By Shirley M.
Perhaps because the Portuguese language, like other Latin languages, is very melodious, Brazilians seem to love music. And I don’t mean that they like to just listen to music. In my family, my father, in particular, loves to sing. I remember, with chagrin, how annoyed I would get as a teenager, whenever my father would start singing at the top of his lungs on Saturday or Sunday mornings. Being the weekend and finally not having to wake up early for school, I would always hope to be able to sleep in late, but it was never to be. My father, a baritone, is equally happy to sing in a Choir, at a gathering with friends or even in the shower. Indeed there were many a times when his beautiful voice intruded on our viewing of a favorite TV show. But it was gratifying whenever he would have over the kind of friends that, after some barbecue and some beer, would bring out a guitar. As if by magic, percussion instruments would show up: surdo, cuica, tamborim and pandeiro. They would sing and play for several hours, no partitures or written material. They just went from song to song, until someone got tired and passed the guitar to the next person. It seemed like everyone knew the lyrics and nobody was shy about singing. And yet, they sounded great!
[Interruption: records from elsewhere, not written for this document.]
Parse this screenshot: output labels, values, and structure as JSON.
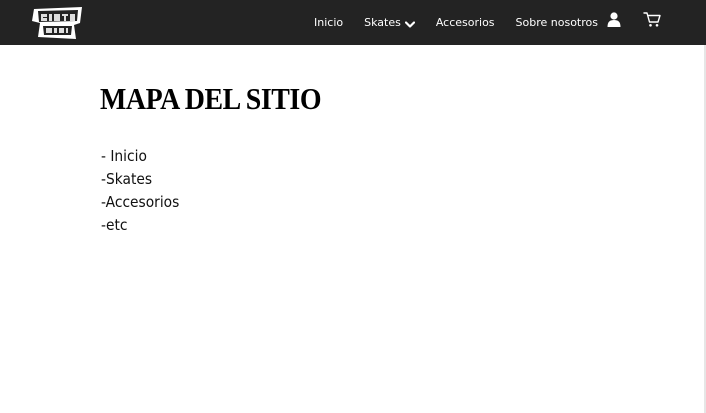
{
  "header": {
    "logo_text": "SKATE OR DIE!",
    "nav": [
      {
        "label": "Inicio"
      },
      {
        "label": "Skates",
        "has_dropdown": true
      },
      {
        "label": "Accesorios"
      },
      {
        "label": "Sobre nosotros"
      }
    ],
    "icons": [
      "user-icon",
      "cart-icon"
    ],
    "background_color": "#232323"
  },
  "main": {
    "title": "MAPA DEL SITIO",
    "sitemap_items": [
      "- Inicio",
      "-Skates",
      "-Accesorios",
      "-etc"
    ]
  }
}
As the end of the night would approach, people would start leaving, instruments in tow and a wide smile on each of their faces.